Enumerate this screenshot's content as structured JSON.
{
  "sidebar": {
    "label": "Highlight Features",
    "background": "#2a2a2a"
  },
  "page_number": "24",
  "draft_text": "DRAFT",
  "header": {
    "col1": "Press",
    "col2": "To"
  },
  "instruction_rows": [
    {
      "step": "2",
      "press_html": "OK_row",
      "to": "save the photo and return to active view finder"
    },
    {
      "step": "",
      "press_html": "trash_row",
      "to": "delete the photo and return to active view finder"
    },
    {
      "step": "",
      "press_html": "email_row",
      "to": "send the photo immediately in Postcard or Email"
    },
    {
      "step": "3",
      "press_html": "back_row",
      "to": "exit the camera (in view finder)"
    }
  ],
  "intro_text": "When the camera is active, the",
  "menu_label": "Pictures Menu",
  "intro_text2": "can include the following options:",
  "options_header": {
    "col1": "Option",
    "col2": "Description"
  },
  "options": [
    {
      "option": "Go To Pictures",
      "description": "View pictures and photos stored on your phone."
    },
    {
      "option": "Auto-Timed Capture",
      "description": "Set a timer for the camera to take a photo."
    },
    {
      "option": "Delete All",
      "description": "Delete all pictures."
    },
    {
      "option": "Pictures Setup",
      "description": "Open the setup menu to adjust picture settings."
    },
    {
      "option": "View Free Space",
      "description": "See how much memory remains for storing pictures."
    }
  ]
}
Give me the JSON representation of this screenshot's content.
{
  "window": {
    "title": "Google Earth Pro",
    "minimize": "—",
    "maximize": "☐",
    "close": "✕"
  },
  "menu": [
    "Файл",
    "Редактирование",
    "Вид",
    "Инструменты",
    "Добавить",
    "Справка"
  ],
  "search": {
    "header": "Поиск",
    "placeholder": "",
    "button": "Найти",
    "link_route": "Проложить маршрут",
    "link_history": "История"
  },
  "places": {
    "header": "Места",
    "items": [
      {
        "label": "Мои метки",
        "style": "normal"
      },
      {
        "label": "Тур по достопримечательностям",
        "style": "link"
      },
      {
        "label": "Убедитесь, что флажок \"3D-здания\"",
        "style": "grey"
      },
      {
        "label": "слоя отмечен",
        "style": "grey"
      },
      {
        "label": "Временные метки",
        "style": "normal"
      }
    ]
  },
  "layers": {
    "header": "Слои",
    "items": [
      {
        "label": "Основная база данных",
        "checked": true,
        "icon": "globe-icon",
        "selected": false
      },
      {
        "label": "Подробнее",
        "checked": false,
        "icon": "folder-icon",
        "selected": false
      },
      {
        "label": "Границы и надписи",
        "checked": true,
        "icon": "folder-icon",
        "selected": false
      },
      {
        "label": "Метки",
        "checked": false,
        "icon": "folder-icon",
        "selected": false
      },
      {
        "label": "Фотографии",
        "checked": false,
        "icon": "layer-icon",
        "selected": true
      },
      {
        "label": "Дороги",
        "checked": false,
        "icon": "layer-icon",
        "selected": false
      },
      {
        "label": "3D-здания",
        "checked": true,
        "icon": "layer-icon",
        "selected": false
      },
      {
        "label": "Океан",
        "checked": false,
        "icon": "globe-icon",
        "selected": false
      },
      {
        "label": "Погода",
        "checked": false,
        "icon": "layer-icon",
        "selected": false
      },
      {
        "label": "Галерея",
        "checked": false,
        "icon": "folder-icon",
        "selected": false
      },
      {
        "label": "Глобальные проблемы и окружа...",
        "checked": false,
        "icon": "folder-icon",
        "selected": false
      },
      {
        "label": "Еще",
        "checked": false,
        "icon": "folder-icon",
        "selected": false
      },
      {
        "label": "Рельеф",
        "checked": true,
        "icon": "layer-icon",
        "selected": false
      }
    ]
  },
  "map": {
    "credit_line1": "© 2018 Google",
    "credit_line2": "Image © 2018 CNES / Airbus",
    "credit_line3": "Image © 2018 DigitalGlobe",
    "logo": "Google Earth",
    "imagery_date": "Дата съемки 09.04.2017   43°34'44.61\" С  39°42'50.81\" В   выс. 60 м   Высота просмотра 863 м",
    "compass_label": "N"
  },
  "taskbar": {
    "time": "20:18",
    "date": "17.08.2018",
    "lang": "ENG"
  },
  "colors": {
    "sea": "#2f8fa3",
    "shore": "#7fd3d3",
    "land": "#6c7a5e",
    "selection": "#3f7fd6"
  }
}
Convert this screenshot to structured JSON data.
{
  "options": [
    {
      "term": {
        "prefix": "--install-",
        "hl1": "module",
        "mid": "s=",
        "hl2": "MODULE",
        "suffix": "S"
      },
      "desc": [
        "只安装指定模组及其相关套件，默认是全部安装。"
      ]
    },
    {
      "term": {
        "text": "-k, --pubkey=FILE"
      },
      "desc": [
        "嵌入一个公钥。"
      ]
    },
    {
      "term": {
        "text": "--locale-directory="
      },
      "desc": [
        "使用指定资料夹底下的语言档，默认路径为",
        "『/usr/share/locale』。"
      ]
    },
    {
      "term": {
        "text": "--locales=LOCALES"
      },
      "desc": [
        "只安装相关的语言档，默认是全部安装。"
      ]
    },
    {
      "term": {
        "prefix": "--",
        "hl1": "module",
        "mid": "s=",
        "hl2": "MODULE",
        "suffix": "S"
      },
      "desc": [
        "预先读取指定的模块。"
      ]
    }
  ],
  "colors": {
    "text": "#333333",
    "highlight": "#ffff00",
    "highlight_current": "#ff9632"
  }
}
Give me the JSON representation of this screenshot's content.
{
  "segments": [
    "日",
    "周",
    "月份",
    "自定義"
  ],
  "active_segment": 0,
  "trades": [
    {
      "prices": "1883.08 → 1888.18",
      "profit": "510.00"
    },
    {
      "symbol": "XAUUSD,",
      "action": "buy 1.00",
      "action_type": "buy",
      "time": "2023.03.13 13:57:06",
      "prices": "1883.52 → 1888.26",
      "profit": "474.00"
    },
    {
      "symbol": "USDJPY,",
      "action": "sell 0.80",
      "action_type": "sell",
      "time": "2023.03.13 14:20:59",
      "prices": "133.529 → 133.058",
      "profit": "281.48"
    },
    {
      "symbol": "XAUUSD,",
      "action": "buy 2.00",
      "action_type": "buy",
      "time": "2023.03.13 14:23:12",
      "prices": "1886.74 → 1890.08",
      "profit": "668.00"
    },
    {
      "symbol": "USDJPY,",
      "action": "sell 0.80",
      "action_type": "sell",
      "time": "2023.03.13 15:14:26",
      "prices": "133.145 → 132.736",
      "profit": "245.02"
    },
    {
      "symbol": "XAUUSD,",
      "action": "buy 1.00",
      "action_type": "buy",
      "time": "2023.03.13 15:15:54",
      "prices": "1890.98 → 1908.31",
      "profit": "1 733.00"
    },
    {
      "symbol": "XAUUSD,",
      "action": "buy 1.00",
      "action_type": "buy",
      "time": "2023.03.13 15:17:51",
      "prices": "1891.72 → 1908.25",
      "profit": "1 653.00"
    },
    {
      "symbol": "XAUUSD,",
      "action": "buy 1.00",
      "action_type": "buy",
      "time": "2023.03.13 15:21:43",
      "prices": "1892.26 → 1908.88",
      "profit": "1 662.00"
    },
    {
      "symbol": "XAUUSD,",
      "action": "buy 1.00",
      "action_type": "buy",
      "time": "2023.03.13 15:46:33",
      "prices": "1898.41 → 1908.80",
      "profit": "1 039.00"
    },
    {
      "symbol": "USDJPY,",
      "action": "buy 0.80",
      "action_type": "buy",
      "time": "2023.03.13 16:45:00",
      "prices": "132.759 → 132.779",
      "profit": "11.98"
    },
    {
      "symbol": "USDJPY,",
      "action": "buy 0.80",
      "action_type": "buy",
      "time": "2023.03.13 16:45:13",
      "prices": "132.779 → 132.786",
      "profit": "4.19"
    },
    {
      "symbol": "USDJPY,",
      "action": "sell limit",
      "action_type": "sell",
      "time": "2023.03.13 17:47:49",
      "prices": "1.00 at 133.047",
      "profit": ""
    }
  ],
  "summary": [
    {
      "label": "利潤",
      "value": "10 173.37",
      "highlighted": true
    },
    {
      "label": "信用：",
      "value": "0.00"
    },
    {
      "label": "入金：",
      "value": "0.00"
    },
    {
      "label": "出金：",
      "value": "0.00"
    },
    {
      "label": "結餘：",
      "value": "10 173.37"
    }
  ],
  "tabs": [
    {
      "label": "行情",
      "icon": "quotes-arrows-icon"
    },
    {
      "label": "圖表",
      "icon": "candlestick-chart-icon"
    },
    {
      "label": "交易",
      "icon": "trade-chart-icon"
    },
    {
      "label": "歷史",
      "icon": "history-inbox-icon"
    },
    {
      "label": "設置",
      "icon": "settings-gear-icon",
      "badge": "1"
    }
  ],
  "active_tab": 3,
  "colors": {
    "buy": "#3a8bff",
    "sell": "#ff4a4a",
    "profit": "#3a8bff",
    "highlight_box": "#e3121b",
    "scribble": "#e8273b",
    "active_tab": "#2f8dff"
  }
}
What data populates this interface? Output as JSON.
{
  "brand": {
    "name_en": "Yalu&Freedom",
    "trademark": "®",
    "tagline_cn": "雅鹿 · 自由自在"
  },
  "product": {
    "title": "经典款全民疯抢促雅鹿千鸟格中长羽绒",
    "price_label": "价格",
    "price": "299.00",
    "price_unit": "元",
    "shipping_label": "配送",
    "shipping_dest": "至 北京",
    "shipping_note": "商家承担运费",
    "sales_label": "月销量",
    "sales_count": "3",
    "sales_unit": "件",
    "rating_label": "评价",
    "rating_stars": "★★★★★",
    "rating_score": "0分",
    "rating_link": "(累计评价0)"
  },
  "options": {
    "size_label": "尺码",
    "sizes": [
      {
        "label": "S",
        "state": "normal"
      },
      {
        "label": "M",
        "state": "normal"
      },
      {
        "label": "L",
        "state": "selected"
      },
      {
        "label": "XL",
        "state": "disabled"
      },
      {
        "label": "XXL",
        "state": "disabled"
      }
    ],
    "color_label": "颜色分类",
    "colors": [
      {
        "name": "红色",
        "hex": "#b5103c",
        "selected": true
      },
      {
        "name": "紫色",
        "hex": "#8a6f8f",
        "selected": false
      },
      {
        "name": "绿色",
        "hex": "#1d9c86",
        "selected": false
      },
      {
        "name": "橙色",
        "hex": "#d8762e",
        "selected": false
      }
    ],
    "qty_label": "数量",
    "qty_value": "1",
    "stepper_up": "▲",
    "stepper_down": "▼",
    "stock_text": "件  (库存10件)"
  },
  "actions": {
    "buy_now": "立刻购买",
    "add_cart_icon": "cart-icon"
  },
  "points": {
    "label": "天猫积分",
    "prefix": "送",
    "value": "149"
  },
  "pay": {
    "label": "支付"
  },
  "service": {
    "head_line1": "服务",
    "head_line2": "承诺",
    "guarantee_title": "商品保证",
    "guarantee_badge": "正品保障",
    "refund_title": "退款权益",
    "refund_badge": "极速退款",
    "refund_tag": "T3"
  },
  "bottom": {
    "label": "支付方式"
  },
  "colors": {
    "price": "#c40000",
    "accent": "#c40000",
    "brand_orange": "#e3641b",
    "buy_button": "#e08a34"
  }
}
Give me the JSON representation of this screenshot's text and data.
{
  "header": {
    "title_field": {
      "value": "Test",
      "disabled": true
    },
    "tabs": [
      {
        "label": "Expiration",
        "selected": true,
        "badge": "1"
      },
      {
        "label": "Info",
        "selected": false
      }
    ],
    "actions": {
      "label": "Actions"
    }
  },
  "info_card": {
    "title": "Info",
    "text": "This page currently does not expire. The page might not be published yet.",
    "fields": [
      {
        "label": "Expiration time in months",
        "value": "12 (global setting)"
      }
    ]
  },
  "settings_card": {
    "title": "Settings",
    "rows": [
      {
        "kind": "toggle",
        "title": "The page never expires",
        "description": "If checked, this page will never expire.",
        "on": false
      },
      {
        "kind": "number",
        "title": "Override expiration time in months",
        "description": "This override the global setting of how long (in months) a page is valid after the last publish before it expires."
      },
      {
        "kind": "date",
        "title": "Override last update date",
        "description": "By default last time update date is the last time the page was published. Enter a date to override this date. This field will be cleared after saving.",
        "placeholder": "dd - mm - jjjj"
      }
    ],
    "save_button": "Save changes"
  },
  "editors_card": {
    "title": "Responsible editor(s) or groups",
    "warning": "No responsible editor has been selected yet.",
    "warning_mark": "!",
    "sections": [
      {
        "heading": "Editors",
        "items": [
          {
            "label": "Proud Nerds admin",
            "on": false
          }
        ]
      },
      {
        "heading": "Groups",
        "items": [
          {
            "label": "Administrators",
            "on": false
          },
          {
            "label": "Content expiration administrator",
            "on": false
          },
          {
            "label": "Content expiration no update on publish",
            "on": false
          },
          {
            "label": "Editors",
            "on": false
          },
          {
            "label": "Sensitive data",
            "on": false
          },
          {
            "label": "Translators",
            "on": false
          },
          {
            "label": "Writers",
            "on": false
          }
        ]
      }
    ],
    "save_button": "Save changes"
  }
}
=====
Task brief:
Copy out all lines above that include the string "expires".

Answer section:
        "title": "The page never expires",
        "description": "This override the global setting of how long (in months) a page is valid after the last publish before it expires."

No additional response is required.